AN LPG tanker which lost her engines and was adrift off the coast of Pembrokeshire is now under tow thanks to a tug from The Netherlands.

The 100m long vessel, which has a carrying capacity of 4278 cubic metres, got into trouble after leaving Berth 5 at Valero Oil Refinery, in Milford Haven at 2048HRS on Wednesday evening (Feb 17).

The ageing ship, the Seagas Major, was incapacitated and drifting outside the harbour limits, and two tugboats were sent to stand-by and assist if possible. However, they were not able to tow the vessel back into port.

The coastguard are overseeing the use of the large Emergency Towing Vessel (ETV), which has now (Saturday lunchtime) arrived from France called ‘Bever’, and started to tow the 22-year-old tanker for repairs in Avonmouth.

In a statement issued this afternoon, the coastguard said: “[Early] on Thursday morning (Feb 18), a tanker vessel – with 14 people on board – reported engine difficulties and a loss of power 11 nautical miles south-west of St Ann’s Head.

“In the early hours of Friday (19th February), the tanker was taken under tow by a tug, however due to the strong weather conditions, the tug reported that the tow had parted and was unable to reconnect.

Sticken tanker – The Seagas Major, is now under tow in rough weather

“Another tug is now on scene with the vessel and a tow has been connected. The vessel will be towed to a place of safety for repairs.

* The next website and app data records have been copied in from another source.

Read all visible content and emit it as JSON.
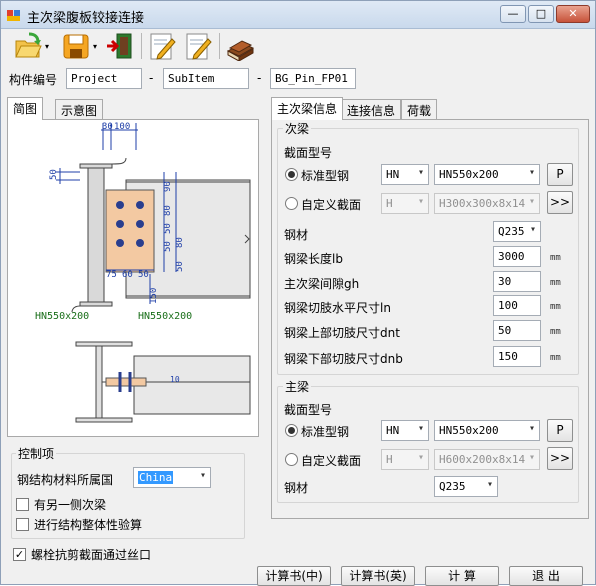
{
  "window": {
    "title": "主次梁腹板铰接连接",
    "min": "—",
    "max": "□",
    "close": "✕"
  },
  "toolbar": {
    "open": "open-icon",
    "save": "save-icon",
    "exit": "exit-icon",
    "edit1": "edit-icon",
    "edit2": "edit-alt-icon",
    "help": "book-icon"
  },
  "member": {
    "label": "构件编号",
    "project": "Project",
    "dash1": "-",
    "subitem": "SubItem",
    "dash2": "-",
    "id": "BG_Pin_FP01"
  },
  "left_tabs": {
    "tab1": "简图",
    "tab2": "示意图"
  },
  "drawing": {
    "dim_30": "30",
    "dim_100": "100",
    "dim_50_left": "50",
    "dim_90": "90",
    "dim_80a": "80",
    "dim_50a": "50",
    "dim_50b": "50",
    "dim_80b": "80",
    "dim_50c": "50",
    "dim_150": "150",
    "dim_75": "75",
    "dim_60": "60",
    "dim_50bot": "50",
    "main_section": "HN550x200",
    "sub_section": "HN550x200",
    "side_dim": "10"
  },
  "control": {
    "title": "控制项",
    "country_label": "钢结构材料所属国",
    "country_value": "China",
    "chk_other": "有另一侧次梁",
    "chk_check": "进行结构整体性验算"
  },
  "bolt_chk": {
    "label": "螺栓抗剪截面通过丝口",
    "checked": "✓"
  },
  "right_tabs": {
    "tab1": "主次梁信息",
    "tab2": "连接信息",
    "tab3": "荷载"
  },
  "secondary": {
    "title": "次梁",
    "section_label": "截面型号",
    "std_label": "标准型钢",
    "std_type": "HN",
    "std_size": "HN550x200",
    "p_btn": "P",
    "custom_label": "自定义截面",
    "custom_type": "H",
    "custom_size": "H300x300x8x14",
    "more_btn": ">>",
    "steel_label": "钢材",
    "steel_value": "Q235",
    "length_label": "钢梁长度lb",
    "length_value": "3000",
    "gap_label": "主次梁间隙gh",
    "gap_value": "30",
    "cut_h_label": "钢梁切肢水平尺寸ln",
    "cut_h_value": "100",
    "cut_top_label": "钢梁上部切肢尺寸dnt",
    "cut_top_value": "50",
    "cut_bot_label": "钢梁下部切肢尺寸dnb",
    "cut_bot_value": "150",
    "unit": "mm"
  },
  "main_beam": {
    "title": "主梁",
    "section_label": "截面型号",
    "std_label": "标准型钢",
    "std_type": "HN",
    "std_size": "HN550x200",
    "p_btn": "P",
    "custom_label": "自定义截面",
    "custom_type": "H",
    "custom_size": "H600x200x8x14",
    "more_btn": ">>",
    "steel_label": "钢材",
    "steel_value": "Q235"
  },
  "bottom": {
    "report_cn": "计算书(中)",
    "report_en": "计算书(英)",
    "calc": "计  算",
    "exit": "退  出"
  },
  "arrow": "▾"
}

“The crew and vessel will continue to be monitored and plans are in place to support the vessel until it reaches port.”

Disaster has been averted, but questions are now being raised as to why, 25 years after the Sea Empress disaster, there is no tugboat in Milford Haven, a major energy port, which can undertake a stern tow.

The Bever can handle rough seas (Pic: Shipping.com)